===== Extracted entries =====
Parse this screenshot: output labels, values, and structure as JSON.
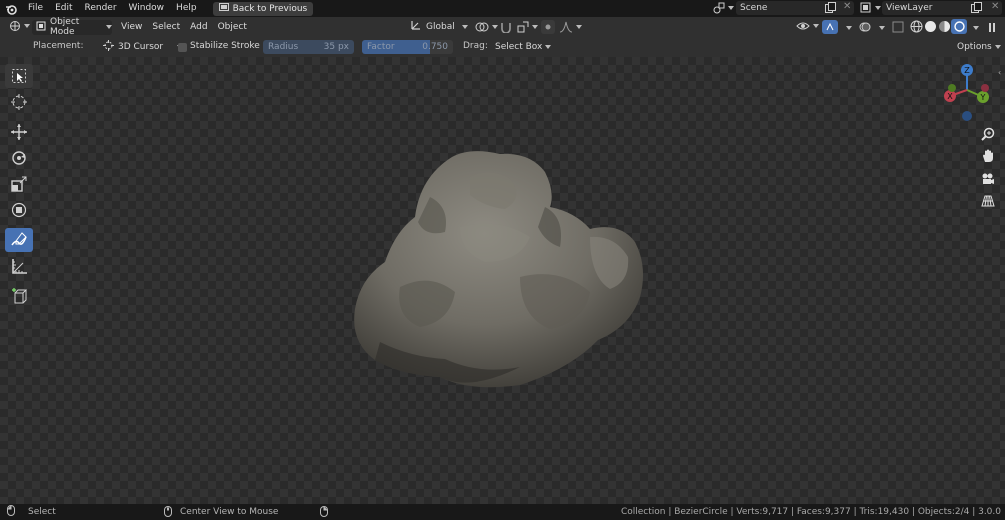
{
  "topbar": {
    "menus": [
      "File",
      "Edit",
      "Render",
      "Window",
      "Help"
    ],
    "back_button": "Back to Previous",
    "scene": "Scene",
    "view_layer": "ViewLayer"
  },
  "header": {
    "mode": "Object Mode",
    "menus": [
      "View",
      "Select",
      "Add",
      "Object"
    ],
    "orientation": "Global"
  },
  "tool_settings": {
    "placement_label": "Placement:",
    "placement_value": "3D Cursor",
    "stabilize_label": "Stabilize Stroke",
    "radius_label": "Radius",
    "radius_value": "35 px",
    "factor_label": "Factor",
    "factor_value": "0.750",
    "drag_label": "Drag:",
    "drag_value": "Select Box",
    "options_label": "Options"
  },
  "gizmo": {
    "z": "Z",
    "y": "Y",
    "x": "X"
  },
  "status": {
    "left_action": "Select",
    "middle_action": "Center View to Mouse",
    "stats": "Collection | BezierCircle | Verts:9,717 | Faces:9,377 | Tris:19,430 | Objects:2/4 | 3.0.0"
  },
  "colors": {
    "accent": "#4772b3",
    "x_axis": "#c0404f",
    "y_axis": "#6aa02c",
    "z_axis": "#3d7ccb"
  }
}
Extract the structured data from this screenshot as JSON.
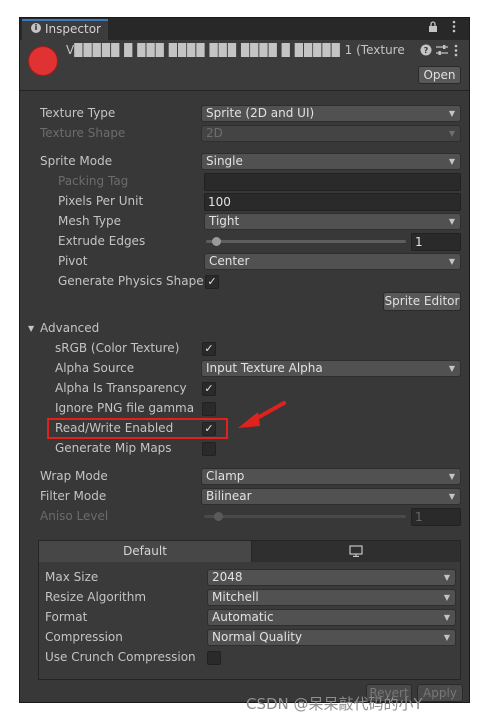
{
  "window": {
    "tab_title": "Inspector",
    "tab_icon": "info-icon",
    "lock_icon": "lock-icon",
    "menu_icon": "kebab-menu-icon"
  },
  "header": {
    "asset_name": "V▉▉▉▉▉ ▉ ▉▉▉ ▉▉▉▉ ▉▉▉ ▉▉▉▉ ▉ ▉▉▉▉▉ 1 (Texture",
    "asset_icon_color": "#e03232",
    "help_icon": "help-icon",
    "preset_icon": "preset-sliders-icon",
    "menu_icon": "kebab-menu-icon",
    "open_button": "Open"
  },
  "fields": {
    "texture_type": {
      "label": "Texture Type",
      "value": "Sprite (2D and UI)"
    },
    "texture_shape": {
      "label": "Texture Shape",
      "value": "2D"
    },
    "sprite_mode": {
      "label": "Sprite Mode",
      "value": "Single"
    },
    "packing_tag": {
      "label": "Packing Tag",
      "value": ""
    },
    "pixels_per_unit": {
      "label": "Pixels Per Unit",
      "value": "100"
    },
    "mesh_type": {
      "label": "Mesh Type",
      "value": "Tight"
    },
    "extrude_edges": {
      "label": "Extrude Edges",
      "value": "1",
      "slider_fraction": 0.03
    },
    "pivot": {
      "label": "Pivot",
      "value": "Center"
    },
    "generate_physics_shape": {
      "label": "Generate Physics Shape",
      "checked": "✓"
    },
    "sprite_editor_button": "Sprite Editor"
  },
  "advanced": {
    "foldout_label": "Advanced",
    "foldout_arrow": "▼",
    "srgb": {
      "label": "sRGB (Color Texture)",
      "checked": "✓"
    },
    "alpha_source": {
      "label": "Alpha Source",
      "value": "Input Texture Alpha"
    },
    "alpha_is_transparency": {
      "label": "Alpha Is Transparency",
      "checked": "✓"
    },
    "ignore_png_gamma": {
      "label": "Ignore PNG file gamma",
      "checked": ""
    },
    "read_write": {
      "label": "Read/Write Enabled",
      "checked": "✓"
    },
    "generate_mip_maps": {
      "label": "Generate Mip Maps",
      "checked": ""
    }
  },
  "wrap": {
    "wrap_mode": {
      "label": "Wrap Mode",
      "value": "Clamp"
    },
    "filter_mode": {
      "label": "Filter Mode",
      "value": "Bilinear"
    },
    "aniso_level": {
      "label": "Aniso Level",
      "value": "1",
      "slider_fraction": 0.0
    }
  },
  "platform": {
    "tab_default": "Default",
    "tab_icon": "monitor-icon",
    "max_size": {
      "label": "Max Size",
      "value": "2048"
    },
    "resize_algorithm": {
      "label": "Resize Algorithm",
      "value": "Mitchell"
    },
    "format": {
      "label": "Format",
      "value": "Automatic"
    },
    "compression": {
      "label": "Compression",
      "value": "Normal Quality"
    },
    "use_crunch": {
      "label": "Use Crunch Compression",
      "checked": ""
    }
  },
  "footer": {
    "revert_button": "Revert",
    "apply_button": "Apply"
  },
  "annotation": {
    "highlight_color": "#e0221e",
    "arrow_color": "#e0221e"
  },
  "watermark": "CSDN @呆呆敲代码的小Y"
}
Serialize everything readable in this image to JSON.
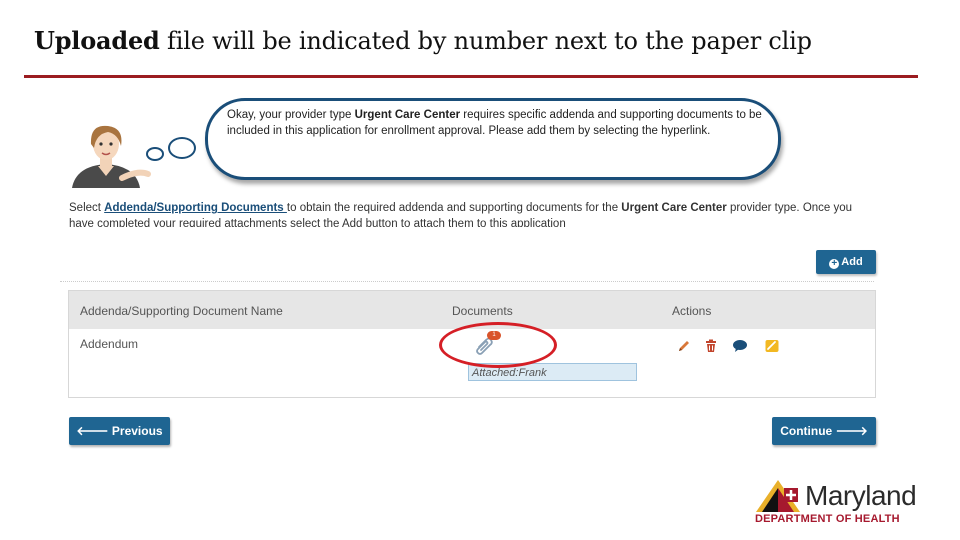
{
  "slide": {
    "title_lead": "Uploaded",
    "title_rest": " file will be indicated by number next to the paper clip"
  },
  "bubble": {
    "text_1": "Okay, your provider type ",
    "provider_type": "Urgent Care Center",
    "text_2": " requires specific addenda and supporting documents to be included in this application for enrollment approval. Please add them by selecting the hyperlink."
  },
  "instructions": {
    "text_1": "Select ",
    "link": "Addenda/Supporting Documents ",
    "text_2": "to obtain the required addenda and supporting documents for the ",
    "provider_type": "Urgent Care Center",
    "text_3": " provider type. Once you have completed your required attachments select the Add button to attach them to this application"
  },
  "buttons": {
    "add": "Add",
    "previous": "Previous",
    "continue": "Continue"
  },
  "table": {
    "columns": [
      "Addenda/Supporting Document Name",
      "Documents",
      "Actions"
    ],
    "rows": [
      {
        "name": "Addendum",
        "document_count": "1",
        "attached": "Attached:Frank"
      }
    ],
    "action_icons": [
      "edit-icon",
      "delete-icon",
      "comment-icon",
      "note-icon"
    ]
  },
  "logo": {
    "name": "Maryland",
    "department": "DEPARTMENT OF HEALTH"
  },
  "colors": {
    "title_rule": "#9b1c20",
    "button_blue": "#1f6592",
    "highlight_red": "#d51f26",
    "badge_orange": "#d9542b",
    "link_blue": "#1a4e79"
  }
}
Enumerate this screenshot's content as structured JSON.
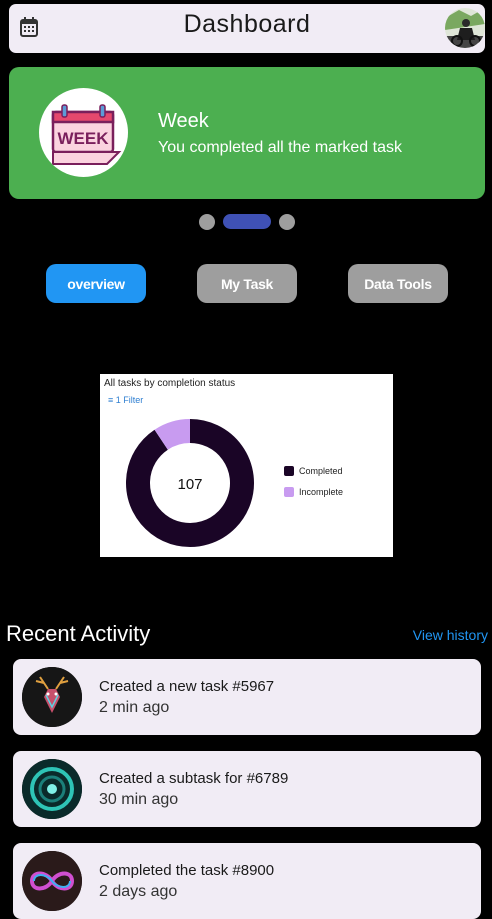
{
  "header": {
    "title": "Dashboard",
    "calendar_icon": "calendar-icon",
    "avatar": "profile-avatar"
  },
  "banner": {
    "badge_text": "WEEK",
    "title": "Week",
    "subtitle": "You completed all the marked task",
    "color": "#4caf50"
  },
  "carousel": {
    "pages": 3,
    "active_index": 1
  },
  "tabs": [
    {
      "label": "overview",
      "active": true,
      "color": "#2196f3"
    },
    {
      "label": "My Task",
      "active": false,
      "color": "#9e9e9e"
    },
    {
      "label": "Data Tools",
      "active": false,
      "color": "#9e9e9e"
    }
  ],
  "chart_card": {
    "title": "All tasks by completion status",
    "filter_label": "1 Filter",
    "filter_icon": "filter-icon"
  },
  "chart_data": {
    "type": "pie",
    "title": "All tasks by completion status",
    "center_label": "107",
    "categories": [
      "Completed",
      "Incomplete"
    ],
    "values": [
      97,
      10
    ],
    "colors": [
      "#1a0526",
      "#c89bf0"
    ],
    "legend_position": "right"
  },
  "recent": {
    "title": "Recent Activity",
    "view_history": "View history",
    "items": [
      {
        "title": "Created a new task #5967",
        "time": "2 min ago",
        "avatar": "deer-avatar"
      },
      {
        "title": "Created a subtask for #6789",
        "time": "30 min ago",
        "avatar": "neon-ring-avatar"
      },
      {
        "title": "Completed the task #8900",
        "time": "2 days ago",
        "avatar": "infinity-avatar"
      }
    ]
  }
}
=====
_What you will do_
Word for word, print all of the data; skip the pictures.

_Solution for this problem_
Parse this screenshot: output labels, values, and structure as JSON.
{
  "topbar": {
    "menus": [
      "File",
      "Edit",
      "Render",
      "Window",
      "Help"
    ],
    "back_button": "Back to Previous",
    "scene": "Scene",
    "view_layer": "ViewLayer"
  },
  "header": {
    "mode": "Object Mode",
    "menus": [
      "View",
      "Select",
      "Add",
      "Object"
    ],
    "orientation": "Global"
  },
  "tool_settings": {
    "placement_label": "Placement:",
    "placement_value": "3D Cursor",
    "stabilize_label": "Stabilize Stroke",
    "radius_label": "Radius",
    "radius_value": "35 px",
    "factor_label": "Factor",
    "factor_value": "0.750",
    "drag_label": "Drag:",
    "drag_value": "Select Box",
    "options_label": "Options"
  },
  "gizmo": {
    "z": "Z",
    "y": "Y",
    "x": "X"
  },
  "status": {
    "left_action": "Select",
    "middle_action": "Center View to Mouse",
    "stats": "Collection | BezierCircle | Verts:9,717 | Faces:9,377 | Tris:19,430 | Objects:2/4 | 3.0.0"
  },
  "colors": {
    "accent": "#4772b3",
    "x_axis": "#c0404f",
    "y_axis": "#6aa02c",
    "z_axis": "#3d7ccb"
  }
}
Extract the structured data from this screenshot as JSON.
{
  "window": {
    "tab_title": "Inspector",
    "tab_icon": "info-icon",
    "lock_icon": "lock-icon",
    "menu_icon": "kebab-menu-icon"
  },
  "header": {
    "asset_name": "V▉▉▉▉▉ ▉ ▉▉▉ ▉▉▉▉ ▉▉▉ ▉▉▉▉ ▉ ▉▉▉▉▉ 1 (Texture",
    "asset_icon_color": "#e03232",
    "help_icon": "help-icon",
    "preset_icon": "preset-sliders-icon",
    "menu_icon": "kebab-menu-icon",
    "open_button": "Open"
  },
  "fields": {
    "texture_type": {
      "label": "Texture Type",
      "value": "Sprite (2D and UI)"
    },
    "texture_shape": {
      "label": "Texture Shape",
      "value": "2D"
    },
    "sprite_mode": {
      "label": "Sprite Mode",
      "value": "Single"
    },
    "packing_tag": {
      "label": "Packing Tag",
      "value": ""
    },
    "pixels_per_unit": {
      "label": "Pixels Per Unit",
      "value": "100"
    },
    "mesh_type": {
      "label": "Mesh Type",
      "value": "Tight"
    },
    "extrude_edges": {
      "label": "Extrude Edges",
      "value": "1",
      "slider_fraction": 0.03
    },
    "pivot": {
      "label": "Pivot",
      "value": "Center"
    },
    "generate_physics_shape": {
      "label": "Generate Physics Shape",
      "checked": "✓"
    },
    "sprite_editor_button": "Sprite Editor"
  },
  "advanced": {
    "foldout_label": "Advanced",
    "foldout_arrow": "▼",
    "srgb": {
      "label": "sRGB (Color Texture)",
      "checked": "✓"
    },
    "alpha_source": {
      "label": "Alpha Source",
      "value": "Input Texture Alpha"
    },
    "alpha_is_transparency": {
      "label": "Alpha Is Transparency",
      "checked": "✓"
    },
    "ignore_png_gamma": {
      "label": "Ignore PNG file gamma",
      "checked": ""
    },
    "read_write": {
      "label": "Read/Write Enabled",
      "checked": "✓"
    },
    "generate_mip_maps": {
      "label": "Generate Mip Maps",
      "checked": ""
    }
  },
  "wrap": {
    "wrap_mode": {
      "label": "Wrap Mode",
      "value": "Clamp"
    },
    "filter_mode": {
      "label": "Filter Mode",
      "value": "Bilinear"
    },
    "aniso_level": {
      "label": "Aniso Level",
      "value": "1",
      "slider_fraction": 0.0
    }
  },
  "platform": {
    "tab_default": "Default",
    "tab_icon": "monitor-icon",
    "max_size": {
      "label": "Max Size",
      "value": "2048"
    },
    "resize_algorithm": {
      "label": "Resize Algorithm",
      "value": "Mitchell"
    },
    "format": {
      "label": "Format",
      "value": "Automatic"
    },
    "compression": {
      "label": "Compression",
      "value": "Normal Quality"
    },
    "use_crunch": {
      "label": "Use Crunch Compression",
      "checked": ""
    }
  },
  "footer": {
    "revert_button": "Revert",
    "apply_button": "Apply"
  },
  "annotation": {
    "highlight_color": "#e0221e",
    "arrow_color": "#e0221e"
  },
  "watermark": "CSDN @呆呆敲代码的小Y"
}
Serialize everything readable in this image to JSON.
{
  "slide": {
    "title_lead": "Uploaded",
    "title_rest": " file will be indicated by number next to the paper clip"
  },
  "bubble": {
    "text_1": "Okay, your provider type ",
    "provider_type": "Urgent Care Center",
    "text_2": " requires specific addenda and supporting documents to be included in this application for enrollment approval. Please add them by selecting the hyperlink."
  },
  "instructions": {
    "text_1": "Select ",
    "link": "Addenda/Supporting Documents ",
    "text_2": "to obtain the required addenda and supporting documents for the ",
    "provider_type": "Urgent Care Center",
    "text_3": " provider type. Once you have completed your required attachments select the Add button to attach them to this application"
  },
  "buttons": {
    "add": "Add",
    "previous": "Previous",
    "continue": "Continue"
  },
  "table": {
    "columns": [
      "Addenda/Supporting Document Name",
      "Documents",
      "Actions"
    ],
    "rows": [
      {
        "name": "Addendum",
        "document_count": "1",
        "attached": "Attached:Frank"
      }
    ],
    "action_icons": [
      "edit-icon",
      "delete-icon",
      "comment-icon",
      "note-icon"
    ]
  },
  "logo": {
    "name": "Maryland",
    "department": "DEPARTMENT OF HEALTH"
  },
  "colors": {
    "title_rule": "#9b1c20",
    "button_blue": "#1f6592",
    "highlight_red": "#d51f26",
    "badge_orange": "#d9542b",
    "link_blue": "#1a4e79"
  }
}
Enumerate this screenshot's content as structured JSON.
{
  "header": {
    "title": "Dashboard",
    "calendar_icon": "calendar-icon",
    "avatar": "profile-avatar"
  },
  "banner": {
    "badge_text": "WEEK",
    "title": "Week",
    "subtitle": "You completed all the marked task",
    "color": "#4caf50"
  },
  "carousel": {
    "pages": 3,
    "active_index": 1
  },
  "tabs": [
    {
      "label": "overview",
      "active": true,
      "color": "#2196f3"
    },
    {
      "label": "My Task",
      "active": false,
      "color": "#9e9e9e"
    },
    {
      "label": "Data Tools",
      "active": false,
      "color": "#9e9e9e"
    }
  ],
  "chart_card": {
    "title": "All tasks by completion status",
    "filter_label": "1 Filter",
    "filter_icon": "filter-icon"
  },
  "chart_data": {
    "type": "pie",
    "title": "All tasks by completion status",
    "center_label": "107",
    "categories": [
      "Completed",
      "Incomplete"
    ],
    "values": [
      97,
      10
    ],
    "colors": [
      "#1a0526",
      "#c89bf0"
    ],
    "legend_position": "right"
  },
  "recent": {
    "title": "Recent Activity",
    "view_history": "View history",
    "items": [
      {
        "title": "Created a new task #5967",
        "time": "2 min ago",
        "avatar": "deer-avatar"
      },
      {
        "title": "Created a subtask for #6789",
        "time": "30 min ago",
        "avatar": "neon-ring-avatar"
      },
      {
        "title": "Completed the task #8900",
        "time": "2 days ago",
        "avatar": "infinity-avatar"
      }
    ]
  }
}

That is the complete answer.